What are our basic needs?
Constant body temperature (98.6 F.)
Food is a need that is bought with money or time, so we can realize immediate value in it.
Body temperature has to be maintained by mechanical means, ie heat in winter, air conditioning in summer. These mechanical means cost initially on the front end and cost to maintain them, as we are aware of when we receive our utility bills.
Lets focus on the two basic needs that are often taken for granted, maybe because we do not immediately see value in them.
Air is, well, (for the time being, and the most part) still free. I suppose if we have to air up our auto tires, while on the road, we see immediate value in air. Then some Ecology students or Al Gore would discuss with us how much value we derive from the air we now breathe freely, and for how long we will be able to breathe this reliably clean air. Then for those of us who live in major metropolitan areas, the issue of clean air and the value of it is very real.
Let's talk about Free Air later.
Instead let's focus on Free Water, and the value of it. Did my Grammar School Teacher coin the phrase, "You can lead a horse to water, but you can not make him drink"; Or was she borrowing a quote from a timeless philosopher? What ever the case may be, the saying still remains true today and is relevant to this essay. If I were to take you by the hand and show you a cool, pure spring of water, maybe a natural mountain spring, a healthy spring, would you drink from it? Some would probably want it tested (a very good point). For the most part, though, this healthy spring is free. We would really see value in it if it were tested. Tested for what?
Well, let's back up a little and see where I came up with our four basic needs, no it was not from my High School Biology teacher, although I'm sure they led me to that knowledge, I just did not drink.
Abraham Maslow (1908-1970): PhD. In Psychology who created the now famous, "Hierarchy of Needs", labeled our 4 basic needs as the "physiological needs" and and are the foundation of all our need. Yes there are more, but the basics must be met before we advance to the others. Dr. Maslow identified the physiological needs as, oxygen, water, protein, salt, sugar, calcium, and other minerals and vitamins. They also include the need to maintain a pH balance (getting too acidic or base will kill you) and temperature (98.6 or near to it). Also, there's the needs to be active, to rest, to sleep, to get rid of wastes (CO2, sweat, urine, and feces), to avoid pain, and to have sex. Quite a collection!
I said (well, I and Dr. Maslow) all that to say this. Remember, I'm backing up and asked the question, "tested for what." Well Doctor Maslow listed all kinds of ingredients, I assume for the food group of which included minerals and proper pH balance. So then if minerals and a proper pH balance is essential to our basic needs, we would want to test that water for the same. Then if I pulled out my handy swimming pool water test kit and the healthy spring water tested no chlorine, not acidic, perfect pH balance, and I found a good mix of trace minerals, could we see value in it? Forgive me if I answer, sure we would see value and that healthy spring water would be desirous to drink.
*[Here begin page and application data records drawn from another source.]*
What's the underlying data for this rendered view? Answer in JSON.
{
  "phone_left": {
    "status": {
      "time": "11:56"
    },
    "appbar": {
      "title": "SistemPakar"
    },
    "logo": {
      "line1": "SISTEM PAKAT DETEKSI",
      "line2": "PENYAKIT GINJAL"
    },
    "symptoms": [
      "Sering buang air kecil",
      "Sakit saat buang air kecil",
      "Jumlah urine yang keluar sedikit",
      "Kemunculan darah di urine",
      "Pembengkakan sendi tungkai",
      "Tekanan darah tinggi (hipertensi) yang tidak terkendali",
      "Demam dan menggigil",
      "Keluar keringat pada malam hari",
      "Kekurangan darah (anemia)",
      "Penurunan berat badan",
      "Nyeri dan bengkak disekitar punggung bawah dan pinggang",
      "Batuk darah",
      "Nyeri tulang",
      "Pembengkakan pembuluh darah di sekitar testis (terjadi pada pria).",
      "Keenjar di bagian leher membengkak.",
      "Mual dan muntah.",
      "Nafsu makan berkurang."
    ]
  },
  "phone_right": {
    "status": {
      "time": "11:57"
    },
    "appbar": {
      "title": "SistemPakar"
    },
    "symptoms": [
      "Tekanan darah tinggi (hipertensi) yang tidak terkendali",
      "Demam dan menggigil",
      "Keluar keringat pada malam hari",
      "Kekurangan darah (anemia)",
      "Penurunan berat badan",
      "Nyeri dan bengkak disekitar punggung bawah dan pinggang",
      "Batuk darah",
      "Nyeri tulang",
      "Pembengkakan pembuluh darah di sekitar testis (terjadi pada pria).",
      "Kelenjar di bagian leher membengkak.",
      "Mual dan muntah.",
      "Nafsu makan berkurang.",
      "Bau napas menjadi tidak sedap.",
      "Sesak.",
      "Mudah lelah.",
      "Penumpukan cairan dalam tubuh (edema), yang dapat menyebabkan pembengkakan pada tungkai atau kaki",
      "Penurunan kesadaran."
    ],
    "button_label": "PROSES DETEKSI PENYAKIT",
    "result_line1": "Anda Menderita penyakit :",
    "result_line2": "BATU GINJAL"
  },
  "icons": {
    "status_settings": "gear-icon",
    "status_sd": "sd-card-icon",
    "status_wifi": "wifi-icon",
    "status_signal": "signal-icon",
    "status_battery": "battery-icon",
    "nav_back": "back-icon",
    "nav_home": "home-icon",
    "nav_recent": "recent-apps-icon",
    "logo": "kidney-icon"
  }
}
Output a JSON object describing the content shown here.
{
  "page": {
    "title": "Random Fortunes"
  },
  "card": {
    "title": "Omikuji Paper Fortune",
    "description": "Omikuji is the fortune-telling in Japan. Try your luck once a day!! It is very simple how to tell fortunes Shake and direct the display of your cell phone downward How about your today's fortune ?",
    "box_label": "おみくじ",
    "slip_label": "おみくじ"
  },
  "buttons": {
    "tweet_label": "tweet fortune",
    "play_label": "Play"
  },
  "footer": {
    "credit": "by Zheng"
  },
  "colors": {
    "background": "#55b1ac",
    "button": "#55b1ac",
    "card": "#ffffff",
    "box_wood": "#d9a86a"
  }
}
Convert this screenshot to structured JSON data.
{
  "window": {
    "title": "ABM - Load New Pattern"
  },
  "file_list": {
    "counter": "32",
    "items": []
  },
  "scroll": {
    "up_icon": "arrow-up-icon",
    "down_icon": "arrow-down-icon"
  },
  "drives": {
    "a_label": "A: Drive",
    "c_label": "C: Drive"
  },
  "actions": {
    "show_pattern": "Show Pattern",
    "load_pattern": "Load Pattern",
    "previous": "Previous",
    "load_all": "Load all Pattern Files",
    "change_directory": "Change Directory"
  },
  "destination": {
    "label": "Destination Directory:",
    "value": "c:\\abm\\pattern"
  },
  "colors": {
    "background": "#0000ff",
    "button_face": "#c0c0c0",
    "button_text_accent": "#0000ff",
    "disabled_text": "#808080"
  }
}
Let me conclude this theses on a couple of points; Dr. Maslow died a reliably young man, perhaps he lost focus on his theorizing. One article stated he embarked on a crusade into "Humanistic Psychology". For whatever reason, he died at age 62, he is not a very good reference for my next point.
The Bible states in Gen. 6: 3 mans' days shall be one hundred and twenty years. While we seem to be doing better, the life expectancy in the late 1800's was like 45 yrs., And is now around 75 yrs., Very few Americans live to see 120, and if some reach 100, their quality of life is badly degraded . This is unlike most Japanese men, who live near the reefs of Okinawa.